**Prompt:**
The whole listing should be written out again exactly.
|---|
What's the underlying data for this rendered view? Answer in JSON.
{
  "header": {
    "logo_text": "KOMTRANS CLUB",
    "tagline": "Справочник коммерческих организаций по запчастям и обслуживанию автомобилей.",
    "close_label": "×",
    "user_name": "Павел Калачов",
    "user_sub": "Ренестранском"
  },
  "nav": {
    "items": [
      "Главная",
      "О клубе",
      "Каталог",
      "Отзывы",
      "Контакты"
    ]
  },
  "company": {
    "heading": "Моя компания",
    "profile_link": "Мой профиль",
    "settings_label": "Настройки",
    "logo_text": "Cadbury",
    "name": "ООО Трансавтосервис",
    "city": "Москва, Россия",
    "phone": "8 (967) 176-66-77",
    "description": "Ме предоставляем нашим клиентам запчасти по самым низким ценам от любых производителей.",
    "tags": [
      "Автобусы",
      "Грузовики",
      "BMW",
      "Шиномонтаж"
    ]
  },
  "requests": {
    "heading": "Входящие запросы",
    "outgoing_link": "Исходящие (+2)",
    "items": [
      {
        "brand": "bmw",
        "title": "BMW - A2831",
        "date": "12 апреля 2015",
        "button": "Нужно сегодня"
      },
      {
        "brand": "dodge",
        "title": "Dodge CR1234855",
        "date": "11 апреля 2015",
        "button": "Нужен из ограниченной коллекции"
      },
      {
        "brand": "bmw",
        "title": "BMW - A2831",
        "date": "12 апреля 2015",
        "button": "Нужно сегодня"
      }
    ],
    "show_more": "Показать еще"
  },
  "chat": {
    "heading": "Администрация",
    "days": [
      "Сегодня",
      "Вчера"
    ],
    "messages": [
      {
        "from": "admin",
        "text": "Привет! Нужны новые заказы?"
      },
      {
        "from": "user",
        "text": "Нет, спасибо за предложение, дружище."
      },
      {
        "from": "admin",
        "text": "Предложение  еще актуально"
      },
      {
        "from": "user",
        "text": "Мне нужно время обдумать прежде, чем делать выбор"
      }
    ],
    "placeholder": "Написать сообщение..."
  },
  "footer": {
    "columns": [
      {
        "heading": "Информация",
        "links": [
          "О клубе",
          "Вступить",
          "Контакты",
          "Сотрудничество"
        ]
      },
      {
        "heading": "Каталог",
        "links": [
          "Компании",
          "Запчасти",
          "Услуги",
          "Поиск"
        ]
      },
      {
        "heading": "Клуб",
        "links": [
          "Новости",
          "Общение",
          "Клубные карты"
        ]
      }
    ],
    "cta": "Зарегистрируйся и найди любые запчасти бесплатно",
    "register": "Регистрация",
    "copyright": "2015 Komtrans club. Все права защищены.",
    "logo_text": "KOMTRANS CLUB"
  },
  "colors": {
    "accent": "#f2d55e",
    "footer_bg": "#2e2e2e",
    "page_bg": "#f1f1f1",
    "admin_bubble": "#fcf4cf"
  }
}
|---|
**Output for this task:**
What's the underlying data for this rendered view? Answer in JSON.
{
  "header": {
    "logo_text": "KOMTRANS CLUB",
    "tagline": "Справочник коммерческих организаций по запчастям и обслуживанию автомобилей.",
    "close_label": "×",
    "user_name": "Павел Калачов",
    "user_sub": "Ренестранском"
  },
  "nav": {
    "items": [
      "Главная",
      "О клубе",
      "Каталог",
      "Отзывы",
      "Контакты"
    ]
  },
  "company": {
    "heading": "Моя компания",
    "profile_link": "Мой профиль",
    "settings_label": "Настройки",
    "logo_text": "Cadbury",
    "name": "ООО Трансавтосервис",
    "city": "Москва, Россия",
    "phone": "8 (967) 176-66-77",
    "description": "Ме предоставляем нашим клиентам запчасти по самым низким ценам от любых производителей.",
    "tags": [
      "Автобусы",
      "Грузовики",
      "BMW",
      "Шиномонтаж"
    ]
  },
  "requests": {
    "heading": "Входящие запросы",
    "outgoing_link": "Исходящие (+2)",
    "items": [
      {
        "brand": "bmw",
        "title": "BMW - A2831",
        "date": "12 апреля 2015",
        "button": "Нужно сегодня"
      },
      {
        "brand": "dodge",
        "title": "Dodge CR1234855",
        "date": "11 апреля 2015",
        "button": "Нужен из ограниченной коллекции"
      },
      {
        "brand": "bmw",
        "title": "BMW - A2831",
        "date": "12 апреля 2015",
        "button": "Нужно сегодня"
      }
    ],
    "show_more": "Показать еще"
  },
  "chat": {
    "heading": "Администрация",
    "days": [
      "Сегодня",
      "Вчера"
    ],
    "messages": [
      {
        "from": "admin",
        "text": "Привет! Нужны новые заказы?"
      },
      {
        "from": "user",
        "text": "Нет, спасибо за предложение, дружище."
      },
      {
        "from": "admin",
        "text": "Предложение  еще актуально"
      },
      {
        "from": "user",
        "text": "Мне нужно время обдумать прежде, чем делать выбор"
      }
    ],
    "placeholder": "Написать сообщение..."
  },
  "footer": {
    "columns": [
      {
        "heading": "Информация",
        "links": [
          "О клубе",
          "Вступить",
          "Контакты",
          "Сотрудничество"
        ]
      },
      {
        "heading": "Каталог",
        "links": [
          "Компании",
          "Запчасти",
          "Услуги",
          "Поиск"
        ]
      },
      {
        "heading": "Клуб",
        "links": [
          "Новости",
          "Общение",
          "Клубные карты"
        ]
      }
    ],
    "cta": "Зарегистрируйся и найди любые запчасти бесплатно",
    "register": "Регистрация",
    "copyright": "2015 Komtrans club. Все права защищены.",
    "logo_text": "KOMTRANS CLUB"
  },
  "colors": {
    "accent": "#f2d55e",
    "footer_bg": "#2e2e2e",
    "page_bg": "#f1f1f1",
    "admin_bubble": "#fcf4cf"
  }
}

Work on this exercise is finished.